**WORK REQUIRED**
Your response should consist of the full data, set down exactly.
*** PROVIDED DATA Section Begins ***
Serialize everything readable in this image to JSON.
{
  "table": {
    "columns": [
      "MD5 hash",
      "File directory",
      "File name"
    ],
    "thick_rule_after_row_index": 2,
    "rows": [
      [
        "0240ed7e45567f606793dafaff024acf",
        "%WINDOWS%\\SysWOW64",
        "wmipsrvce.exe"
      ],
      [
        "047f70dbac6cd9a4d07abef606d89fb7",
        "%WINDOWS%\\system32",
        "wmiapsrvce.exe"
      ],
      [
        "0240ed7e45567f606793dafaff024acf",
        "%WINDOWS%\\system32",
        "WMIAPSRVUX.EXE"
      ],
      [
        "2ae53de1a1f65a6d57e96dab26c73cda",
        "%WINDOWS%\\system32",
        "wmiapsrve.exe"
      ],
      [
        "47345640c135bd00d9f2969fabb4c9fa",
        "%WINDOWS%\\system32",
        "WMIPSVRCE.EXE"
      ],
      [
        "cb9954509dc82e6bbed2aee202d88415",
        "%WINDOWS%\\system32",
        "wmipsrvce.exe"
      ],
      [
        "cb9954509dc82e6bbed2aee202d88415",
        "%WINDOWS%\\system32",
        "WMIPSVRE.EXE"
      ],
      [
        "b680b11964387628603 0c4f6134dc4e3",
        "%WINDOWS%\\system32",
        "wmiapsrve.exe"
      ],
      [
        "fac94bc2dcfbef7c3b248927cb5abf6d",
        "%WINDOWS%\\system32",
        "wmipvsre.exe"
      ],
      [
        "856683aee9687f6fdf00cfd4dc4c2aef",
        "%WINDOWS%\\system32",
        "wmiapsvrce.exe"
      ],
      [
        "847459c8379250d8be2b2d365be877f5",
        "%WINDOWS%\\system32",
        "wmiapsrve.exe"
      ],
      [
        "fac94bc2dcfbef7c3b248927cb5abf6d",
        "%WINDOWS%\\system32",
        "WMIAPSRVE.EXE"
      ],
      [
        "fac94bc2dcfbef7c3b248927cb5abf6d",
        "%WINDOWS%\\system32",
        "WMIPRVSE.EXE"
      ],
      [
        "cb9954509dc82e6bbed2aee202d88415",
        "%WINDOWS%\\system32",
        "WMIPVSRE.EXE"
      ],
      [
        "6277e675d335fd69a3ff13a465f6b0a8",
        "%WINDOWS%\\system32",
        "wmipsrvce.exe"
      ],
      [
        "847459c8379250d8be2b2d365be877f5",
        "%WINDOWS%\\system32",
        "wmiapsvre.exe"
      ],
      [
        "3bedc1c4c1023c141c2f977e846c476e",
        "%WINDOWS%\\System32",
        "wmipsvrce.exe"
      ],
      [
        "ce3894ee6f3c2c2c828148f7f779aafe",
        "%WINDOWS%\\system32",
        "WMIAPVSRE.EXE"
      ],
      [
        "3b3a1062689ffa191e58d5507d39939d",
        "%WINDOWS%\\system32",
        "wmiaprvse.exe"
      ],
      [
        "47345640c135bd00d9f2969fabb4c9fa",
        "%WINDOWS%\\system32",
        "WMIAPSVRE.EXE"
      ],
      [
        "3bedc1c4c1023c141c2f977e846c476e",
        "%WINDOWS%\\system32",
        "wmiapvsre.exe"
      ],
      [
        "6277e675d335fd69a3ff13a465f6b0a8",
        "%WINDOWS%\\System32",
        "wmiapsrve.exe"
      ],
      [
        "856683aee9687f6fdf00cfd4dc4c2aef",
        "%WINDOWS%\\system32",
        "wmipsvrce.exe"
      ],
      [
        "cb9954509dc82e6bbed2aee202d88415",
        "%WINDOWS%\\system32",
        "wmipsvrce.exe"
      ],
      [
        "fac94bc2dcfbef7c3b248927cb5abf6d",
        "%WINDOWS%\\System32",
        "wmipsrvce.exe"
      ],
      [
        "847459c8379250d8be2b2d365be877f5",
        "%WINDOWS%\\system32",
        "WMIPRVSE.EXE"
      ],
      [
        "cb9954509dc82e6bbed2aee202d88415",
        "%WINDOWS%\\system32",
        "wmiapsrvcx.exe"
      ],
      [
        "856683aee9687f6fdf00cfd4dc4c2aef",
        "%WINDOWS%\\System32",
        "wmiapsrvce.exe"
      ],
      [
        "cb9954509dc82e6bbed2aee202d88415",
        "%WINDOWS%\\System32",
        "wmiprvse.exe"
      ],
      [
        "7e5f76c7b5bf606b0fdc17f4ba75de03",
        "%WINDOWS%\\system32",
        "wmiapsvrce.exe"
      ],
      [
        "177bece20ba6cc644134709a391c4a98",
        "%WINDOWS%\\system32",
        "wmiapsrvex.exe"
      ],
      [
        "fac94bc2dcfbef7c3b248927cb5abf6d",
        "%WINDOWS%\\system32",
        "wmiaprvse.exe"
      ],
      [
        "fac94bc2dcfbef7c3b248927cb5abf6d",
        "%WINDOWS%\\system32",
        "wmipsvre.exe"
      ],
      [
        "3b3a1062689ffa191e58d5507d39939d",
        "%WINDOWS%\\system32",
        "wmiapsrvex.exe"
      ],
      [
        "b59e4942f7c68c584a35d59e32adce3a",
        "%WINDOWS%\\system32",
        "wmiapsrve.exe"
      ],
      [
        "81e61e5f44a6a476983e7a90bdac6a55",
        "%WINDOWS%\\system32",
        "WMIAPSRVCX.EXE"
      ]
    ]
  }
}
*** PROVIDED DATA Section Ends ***
**REPLY TO THE EXERCISE**
Serialize everything readable in this image to JSON.
{
  "table": {
    "columns": [
      "MD5 hash",
      "File directory",
      "File name"
    ],
    "thick_rule_after_row_index": 2,
    "rows": [
      [
        "0240ed7e45567f606793dafaff024acf",
        "%WINDOWS%\\SysWOW64",
        "wmipsrvce.exe"
      ],
      [
        "047f70dbac6cd9a4d07abef606d89fb7",
        "%WINDOWS%\\system32",
        "wmiapsrvce.exe"
      ],
      [
        "0240ed7e45567f606793dafaff024acf",
        "%WINDOWS%\\system32",
        "WMIAPSRVUX.EXE"
      ],
      [
        "2ae53de1a1f65a6d57e96dab26c73cda",
        "%WINDOWS%\\system32",
        "wmiapsrve.exe"
      ],
      [
        "47345640c135bd00d9f2969fabb4c9fa",
        "%WINDOWS%\\system32",
        "WMIPSVRCE.EXE"
      ],
      [
        "cb9954509dc82e6bbed2aee202d88415",
        "%WINDOWS%\\system32",
        "wmipsrvce.exe"
      ],
      [
        "cb9954509dc82e6bbed2aee202d88415",
        "%WINDOWS%\\system32",
        "WMIPSVRE.EXE"
      ],
      [
        "b680b11964387628603 0c4f6134dc4e3",
        "%WINDOWS%\\system32",
        "wmiapsrve.exe"
      ],
      [
        "fac94bc2dcfbef7c3b248927cb5abf6d",
        "%WINDOWS%\\system32",
        "wmipvsre.exe"
      ],
      [
        "856683aee9687f6fdf00cfd4dc4c2aef",
        "%WINDOWS%\\system32",
        "wmiapsvrce.exe"
      ],
      [
        "847459c8379250d8be2b2d365be877f5",
        "%WINDOWS%\\system32",
        "wmiapsrve.exe"
      ],
      [
        "fac94bc2dcfbef7c3b248927cb5abf6d",
        "%WINDOWS%\\system32",
        "WMIAPSRVE.EXE"
      ],
      [
        "fac94bc2dcfbef7c3b248927cb5abf6d",
        "%WINDOWS%\\system32",
        "WMIPRVSE.EXE"
      ],
      [
        "cb9954509dc82e6bbed2aee202d88415",
        "%WINDOWS%\\system32",
        "WMIPVSRE.EXE"
      ],
      [
        "6277e675d335fd69a3ff13a465f6b0a8",
        "%WINDOWS%\\system32",
        "wmipsrvce.exe"
      ],
      [
        "847459c8379250d8be2b2d365be877f5",
        "%WINDOWS%\\system32",
        "wmiapsvre.exe"
      ],
      [
        "3bedc1c4c1023c141c2f977e846c476e",
        "%WINDOWS%\\System32",
        "wmipsvrce.exe"
      ],
      [
        "ce3894ee6f3c2c2c828148f7f779aafe",
        "%WINDOWS%\\system32",
        "WMIAPVSRE.EXE"
      ],
      [
        "3b3a1062689ffa191e58d5507d39939d",
        "%WINDOWS%\\system32",
        "wmiaprvse.exe"
      ],
      [
        "47345640c135bd00d9f2969fabb4c9fa",
        "%WINDOWS%\\system32",
        "WMIAPSVRE.EXE"
      ],
      [
        "3bedc1c4c1023c141c2f977e846c476e",
        "%WINDOWS%\\system32",
        "wmiapvsre.exe"
      ],
      [
        "6277e675d335fd69a3ff13a465f6b0a8",
        "%WINDOWS%\\System32",
        "wmiapsrve.exe"
      ],
      [
        "856683aee9687f6fdf00cfd4dc4c2aef",
        "%WINDOWS%\\system32",
        "wmipsvrce.exe"
      ],
      [
        "cb9954509dc82e6bbed2aee202d88415",
        "%WINDOWS%\\system32",
        "wmipsvrce.exe"
      ],
      [
        "fac94bc2dcfbef7c3b248927cb5abf6d",
        "%WINDOWS%\\System32",
        "wmipsrvce.exe"
      ],
      [
        "847459c8379250d8be2b2d365be877f5",
        "%WINDOWS%\\system32",
        "WMIPRVSE.EXE"
      ],
      [
        "cb9954509dc82e6bbed2aee202d88415",
        "%WINDOWS%\\system32",
        "wmiapsrvcx.exe"
      ],
      [
        "856683aee9687f6fdf00cfd4dc4c2aef",
        "%WINDOWS%\\System32",
        "wmiapsrvce.exe"
      ],
      [
        "cb9954509dc82e6bbed2aee202d88415",
        "%WINDOWS%\\System32",
        "wmiprvse.exe"
      ],
      [
        "7e5f76c7b5bf606b0fdc17f4ba75de03",
        "%WINDOWS%\\system32",
        "wmiapsvrce.exe"
      ],
      [
        "177bece20ba6cc644134709a391c4a98",
        "%WINDOWS%\\system32",
        "wmiapsrvex.exe"
      ],
      [
        "fac94bc2dcfbef7c3b248927cb5abf6d",
        "%WINDOWS%\\system32",
        "wmiaprvse.exe"
      ],
      [
        "fac94bc2dcfbef7c3b248927cb5abf6d",
        "%WINDOWS%\\system32",
        "wmipsvre.exe"
      ],
      [
        "3b3a1062689ffa191e58d5507d39939d",
        "%WINDOWS%\\system32",
        "wmiapsrvex.exe"
      ],
      [
        "b59e4942f7c68c584a35d59e32adce3a",
        "%WINDOWS%\\system32",
        "wmiapsrve.exe"
      ],
      [
        "81e61e5f44a6a476983e7a90bdac6a55",
        "%WINDOWS%\\system32",
        "WMIAPSRVCX.EXE"
      ]
    ]
  }
}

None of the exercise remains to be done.